Task to complete.
Every line of the listing is to be printed again exactly.
=-=-=-=-=
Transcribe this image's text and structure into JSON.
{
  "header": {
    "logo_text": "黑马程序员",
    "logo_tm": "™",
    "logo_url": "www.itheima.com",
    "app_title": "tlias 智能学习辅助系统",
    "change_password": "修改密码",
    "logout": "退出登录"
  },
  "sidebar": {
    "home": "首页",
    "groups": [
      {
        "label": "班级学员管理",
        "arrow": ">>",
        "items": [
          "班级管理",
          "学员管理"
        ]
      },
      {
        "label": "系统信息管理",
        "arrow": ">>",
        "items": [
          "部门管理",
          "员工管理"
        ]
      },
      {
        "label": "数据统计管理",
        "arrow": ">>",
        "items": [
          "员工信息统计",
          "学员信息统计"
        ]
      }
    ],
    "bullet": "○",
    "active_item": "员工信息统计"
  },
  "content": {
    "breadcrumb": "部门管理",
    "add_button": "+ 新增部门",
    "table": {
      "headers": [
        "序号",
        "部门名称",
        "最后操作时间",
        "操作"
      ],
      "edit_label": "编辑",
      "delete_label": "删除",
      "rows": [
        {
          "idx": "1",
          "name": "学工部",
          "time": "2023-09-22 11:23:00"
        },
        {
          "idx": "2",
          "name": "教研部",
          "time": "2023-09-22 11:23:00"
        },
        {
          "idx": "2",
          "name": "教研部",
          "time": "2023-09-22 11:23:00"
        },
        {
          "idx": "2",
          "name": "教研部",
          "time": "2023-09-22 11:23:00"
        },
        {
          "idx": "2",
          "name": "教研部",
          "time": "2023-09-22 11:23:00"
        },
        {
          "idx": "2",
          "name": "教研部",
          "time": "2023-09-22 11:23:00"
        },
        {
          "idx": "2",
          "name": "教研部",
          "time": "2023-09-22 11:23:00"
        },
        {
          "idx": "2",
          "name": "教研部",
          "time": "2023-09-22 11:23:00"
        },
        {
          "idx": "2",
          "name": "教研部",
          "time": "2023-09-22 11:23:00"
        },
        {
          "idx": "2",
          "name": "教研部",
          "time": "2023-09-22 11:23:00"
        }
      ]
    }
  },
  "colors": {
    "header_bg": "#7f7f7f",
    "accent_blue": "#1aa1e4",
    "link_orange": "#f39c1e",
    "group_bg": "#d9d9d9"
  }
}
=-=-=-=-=
Task result.
Transcribe this image's text and structure into JSON.
{
  "header": {
    "logo_text": "黑马程序员",
    "logo_tm": "™",
    "logo_url": "www.itheima.com",
    "app_title": "tlias 智能学习辅助系统",
    "change_password": "修改密码",
    "logout": "退出登录"
  },
  "sidebar": {
    "home": "首页",
    "groups": [
      {
        "label": "班级学员管理",
        "arrow": ">>",
        "items": [
          "班级管理",
          "学员管理"
        ]
      },
      {
        "label": "系统信息管理",
        "arrow": ">>",
        "items": [
          "部门管理",
          "员工管理"
        ]
      },
      {
        "label": "数据统计管理",
        "arrow": ">>",
        "items": [
          "员工信息统计",
          "学员信息统计"
        ]
      }
    ],
    "bullet": "○",
    "active_item": "员工信息统计"
  },
  "content": {
    "breadcrumb": "部门管理",
    "add_button": "+ 新增部门",
    "table": {
      "headers": [
        "序号",
        "部门名称",
        "最后操作时间",
        "操作"
      ],
      "edit_label": "编辑",
      "delete_label": "删除",
      "rows": [
        {
          "idx": "1",
          "name": "学工部",
          "time": "2023-09-22 11:23:00"
        },
        {
          "idx": "2",
          "name": "教研部",
          "time": "2023-09-22 11:23:00"
        },
        {
          "idx": "2",
          "name": "教研部",
          "time": "2023-09-22 11:23:00"
        },
        {
          "idx": "2",
          "name": "教研部",
          "time": "2023-09-22 11:23:00"
        },
        {
          "idx": "2",
          "name": "教研部",
          "time": "2023-09-22 11:23:00"
        },
        {
          "idx": "2",
          "name": "教研部",
          "time": "2023-09-22 11:23:00"
        },
        {
          "idx": "2",
          "name": "教研部",
          "time": "2023-09-22 11:23:00"
        },
        {
          "idx": "2",
          "name": "教研部",
          "time": "2023-09-22 11:23:00"
        },
        {
          "idx": "2",
          "name": "教研部",
          "time": "2023-09-22 11:23:00"
        },
        {
          "idx": "2",
          "name": "教研部",
          "time": "2023-09-22 11:23:00"
        }
      ]
    }
  },
  "colors": {
    "header_bg": "#7f7f7f",
    "accent_blue": "#1aa1e4",
    "link_orange": "#f39c1e",
    "group_bg": "#d9d9d9"
  }
}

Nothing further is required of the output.